If you didn’t know, this has been Ali’s Daphne du Maurier Reading Week 2021! For which I decided to re-read The Birds & Other Stories by Daphne du Maurier, which I read many moons ago now, in fact it might have been my very first du Maurier read, so it was definitely high-time for a revisit.
The Birds & Other Stories is a collection of six chilling stories, that was first published in 1952 under the title The Apple Tree and later renamed when it was republished in 2004; to link-in, I imagine, with the popularity of Hitchcock’s celebrated 1963 film. While each story is very different from the others, they do all share an uncanny sense of dislocation and mock man’s perceived dominance over life and nature.
To kick things off we have the titular story of The Birds about a simple farmhand and his young family, as they are forced to batten down the hatches of their small cottage against murderous attacks by numberless flocks of crazed birds; all set on the coast of du Maurier’s beloved and picturesque Cornwall. A short horror of isolation and nature fighting back, which is definitely one of the best of the collection.
This is followed by the longest and, I’m afraid I feel, the weakest story of the collection: Monte Verità, which tells of a mountain paradise, home to a secret sect, that lures young women away and promises truth, beauty and immortality, but at a terrible price; told through the eyes of a nameless mountaineer, whose best friend’s wife disappears on a climbing trip. A wonderfully creepy concept, but it is slow and lumbersome in pace and length.
Next up is the original, titular story of The Apple Tree, that follows the actions of a widower, who believes he is being haunted by his late, neglected wife in the form of an old, twisted apple tree in the garden. With an unreliable narrator and his ever more desperate behaviour, this is a frightfully taut tale of guilt, paranoia and dread.
Then du Maurier transports us to the sun-drenched French Mediterranean coast in The Little Photographer, which gives us a glimpse of the life of a rich, beautiful Marquise, through the lens of a local, handsome photographer, who steps out from behind his camera into a torrid affair. This is like a mini-thriller and even though I knew what was coming, I was on the edge of my seat and wishing for the vain Marquise to get her comeuppance!
This is followed by another story of unrequited love in Kiss Me Again, Stranger, that relates an eerie episode in which a shy mechanic has a date with a pretty cinema usherette in a cemetery – only later does he discover the terrible truth about her and what a close shave he might have had! A sad and haunting little tale.
Finally, last but certainly not least, we have the story of The Old Man, which chronicles a family history as told by a neighbour who suspects the jealous father of finding a murderous remedy when three’s a crowd.
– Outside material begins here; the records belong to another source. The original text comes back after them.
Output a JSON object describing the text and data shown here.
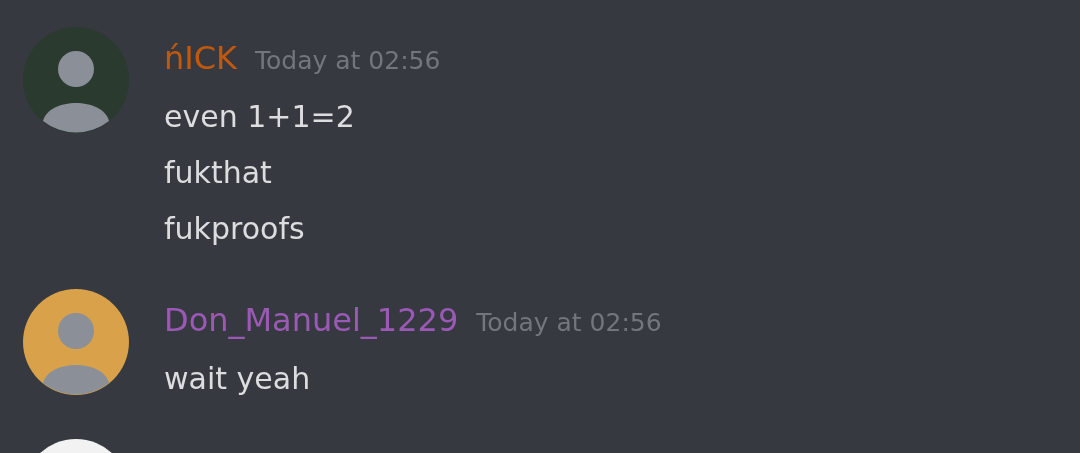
{
  "messages": [
    {
      "author": "ńICK",
      "color": "#c0590f",
      "timestamp": "Today at 02:56",
      "lines": [
        "even 1+1=2",
        "fukthat",
        "fukproofs"
      ],
      "avatar": {
        "color": "#2b3a2e"
      }
    },
    {
      "author": "Don_Manuel_1229",
      "color": "#9b59b6",
      "timestamp": "Today at 02:56",
      "lines": [
        "wait yeah"
      ],
      "avatar": {
        "color": "#d9a24a"
      }
    },
    {
      "avatar": {
        "color": "#f2f2f2"
      }
    }
  ]
}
This is a terribly sad tale with a mind-blowing twist at the end, that you’ll never see coming! And for that reason this is also one of the best of the collection.
All in all, I was thoroughly engrossed with my re-read of The Birds & Other Stories by Daphne du Maurier – I had forgotten what a terrific collection of short scary stories this was, all with du Maurier’s stunning description of place and trademark modern Gothic style. Great read
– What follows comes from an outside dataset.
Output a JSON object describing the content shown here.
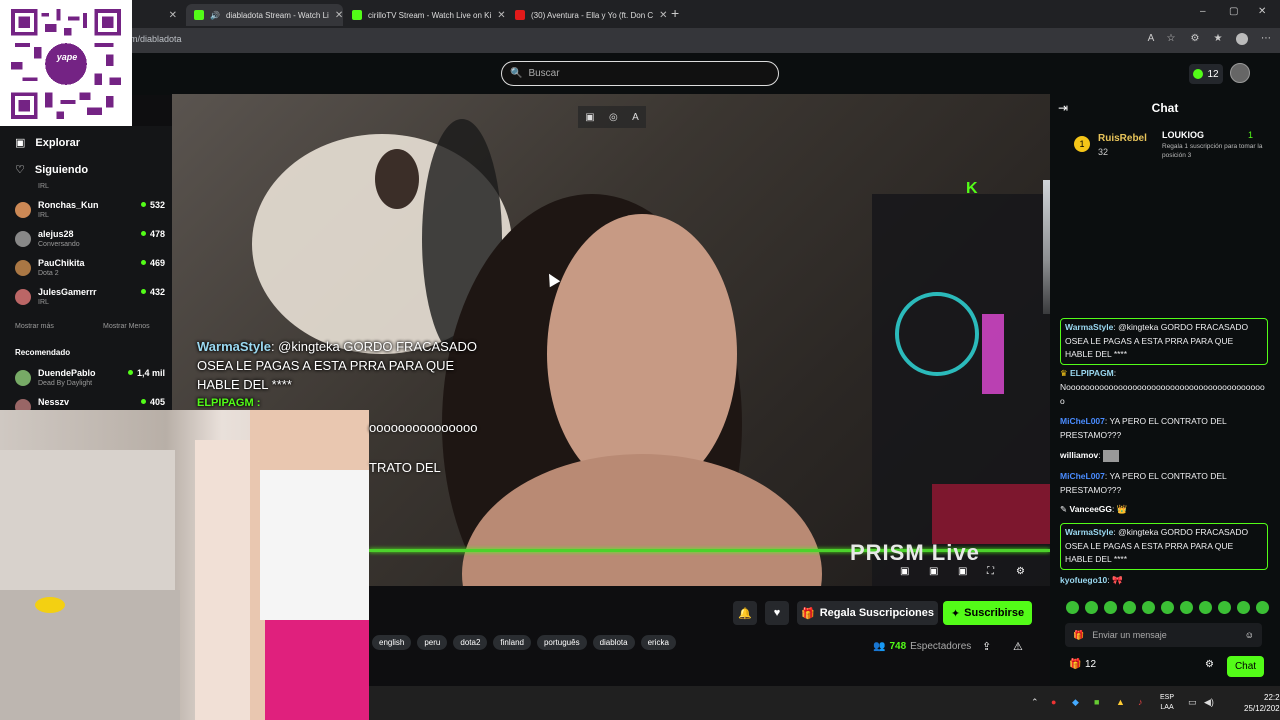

(I re-read this as part of the Daphne du Maurier Reading Week 2021)
Now over to you: What do you think? Have you read this? Did you read anything by Daphne du Maurier for this week? Any other short story collections your would recommend?